KGUN 9News


Mexico advising its citizens in the U.S. to take precautions after Phoenix woman was deported

Posted at 10:27 PM, Feb 10, 2017

TUCSON (KGUN9-TV) -- Mexico is advising its citizens in the United States to take precautions after a woman in Arizona was deported on Wednesday. 

Guadalupe Garcia de Rayos' deportation case sparked protests in Phoenix.

MORE: Deported mother holds press conference in Mexico

Her husband, who did not want to be identified, says he knew his wife's case would be difficult under the Trump administration. 

"My wife is not a threat to the United States. She is a great person," he said. "She is a good citizen regardless of her status. We are a normal family, just like any other American family."

Immigration lawyers say under the Obama administration Garcia de Rayos' case wasn't a priority, but they believe that may have changed with President Trump. According to the Pew Research Center there are an estimated 35,000 undocumented immigrants in the Tucson area. 

"People will be less inclined to show up, people will be less inclined to communicate with law enforcement, local law enforcement especially," said attorney Maurice Goldman.
Another Tucson immigration lawyer, Selma Taljanovic, does not know the details of Garcia de Rayos' case but says there is no quick and easy way for her to come back to the U.S. 
Taljanovic says she is telling clients to continue to follow the law and go to scheduled appointments, and to carry proper documentation with them at all times.
The Consulate of Mexico in Tucson says it takes about 100 appointments a day between scheduled meetings and walk-ins.

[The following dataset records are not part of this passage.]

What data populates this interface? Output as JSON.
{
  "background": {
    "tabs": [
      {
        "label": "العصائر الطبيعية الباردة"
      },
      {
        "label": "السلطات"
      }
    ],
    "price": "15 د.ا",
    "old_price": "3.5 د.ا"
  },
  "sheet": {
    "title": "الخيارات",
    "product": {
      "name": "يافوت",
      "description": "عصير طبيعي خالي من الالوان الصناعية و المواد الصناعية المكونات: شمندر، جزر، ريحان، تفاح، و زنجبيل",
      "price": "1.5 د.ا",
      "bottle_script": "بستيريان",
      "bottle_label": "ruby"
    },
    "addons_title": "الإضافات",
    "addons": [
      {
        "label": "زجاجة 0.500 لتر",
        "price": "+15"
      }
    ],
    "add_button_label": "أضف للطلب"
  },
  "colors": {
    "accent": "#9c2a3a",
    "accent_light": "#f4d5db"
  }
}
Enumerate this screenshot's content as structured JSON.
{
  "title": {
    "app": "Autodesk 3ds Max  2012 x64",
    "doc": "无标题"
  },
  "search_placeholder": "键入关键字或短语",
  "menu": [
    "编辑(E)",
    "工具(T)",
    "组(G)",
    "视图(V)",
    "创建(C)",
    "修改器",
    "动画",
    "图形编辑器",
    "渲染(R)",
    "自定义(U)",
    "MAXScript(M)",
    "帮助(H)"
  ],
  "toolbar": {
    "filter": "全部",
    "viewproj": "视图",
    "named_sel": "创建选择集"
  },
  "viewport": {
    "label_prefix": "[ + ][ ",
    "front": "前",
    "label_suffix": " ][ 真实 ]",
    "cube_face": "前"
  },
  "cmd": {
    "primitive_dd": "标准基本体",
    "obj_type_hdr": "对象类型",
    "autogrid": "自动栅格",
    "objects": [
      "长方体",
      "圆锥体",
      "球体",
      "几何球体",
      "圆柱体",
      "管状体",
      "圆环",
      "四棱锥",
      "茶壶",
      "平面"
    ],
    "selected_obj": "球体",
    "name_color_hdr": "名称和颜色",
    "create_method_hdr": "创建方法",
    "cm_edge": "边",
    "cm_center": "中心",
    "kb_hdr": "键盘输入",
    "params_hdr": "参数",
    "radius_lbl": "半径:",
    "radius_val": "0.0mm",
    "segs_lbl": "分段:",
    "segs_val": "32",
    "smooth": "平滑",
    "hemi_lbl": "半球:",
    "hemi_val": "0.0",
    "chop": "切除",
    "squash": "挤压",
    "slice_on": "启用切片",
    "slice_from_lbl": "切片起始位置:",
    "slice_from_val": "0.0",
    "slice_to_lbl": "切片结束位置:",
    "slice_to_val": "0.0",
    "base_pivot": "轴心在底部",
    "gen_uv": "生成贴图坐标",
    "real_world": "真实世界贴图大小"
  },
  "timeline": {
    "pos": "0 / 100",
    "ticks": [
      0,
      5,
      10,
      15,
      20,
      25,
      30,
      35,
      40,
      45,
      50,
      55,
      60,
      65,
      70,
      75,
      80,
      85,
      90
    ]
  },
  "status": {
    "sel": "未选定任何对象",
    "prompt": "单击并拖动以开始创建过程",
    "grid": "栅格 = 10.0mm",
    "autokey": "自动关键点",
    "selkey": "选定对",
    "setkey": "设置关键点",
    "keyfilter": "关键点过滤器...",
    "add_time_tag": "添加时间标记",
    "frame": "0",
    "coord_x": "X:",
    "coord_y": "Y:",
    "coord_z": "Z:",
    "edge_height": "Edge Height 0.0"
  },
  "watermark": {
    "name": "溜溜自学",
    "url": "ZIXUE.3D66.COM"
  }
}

A spokesperson for the office says the priority now is letting immigrants know their rights and that the office can assist them with things like paperwork, getting a passport, etc. 
There is a 24/7 hotline available for those that need help at (855) 463 - 6395. 
Advocates for stricter immigration laws support the recent deportation of Garcia de Rayos. ICE released the following statement:
"U.S. Immigration and Customs Enforcement (ICE) deportation officers removed Ms. Garcia to Mexico Thursday morning shortly before 10 a.m. MST through the DeConcini Port of Entry in Nogales, Arizona. ICE Enforcement and Removal Operations (ERO) coordinated her repatriation closely with Mexican consular representatives.
Ms. Garcia, who has a prior felony conviction in Arizona for criminal impersonation, was the subject of a court-issued removal order that became final in July 2013. Ms. Garcia's immigration case underwent review at multiple levels of the immigration court system, including the Board of Immigration Appeals, and the judges held she did not have a legal basis to remain in the U.S.  ICE will continue to focus on identifying and removing individuals with felony convictions who have final orders of removal issued by the nation's immigration courts."

<strong style="color: rgb(0, 0, 238);">MORE: Deported mother holds press conference in Mexico</strong>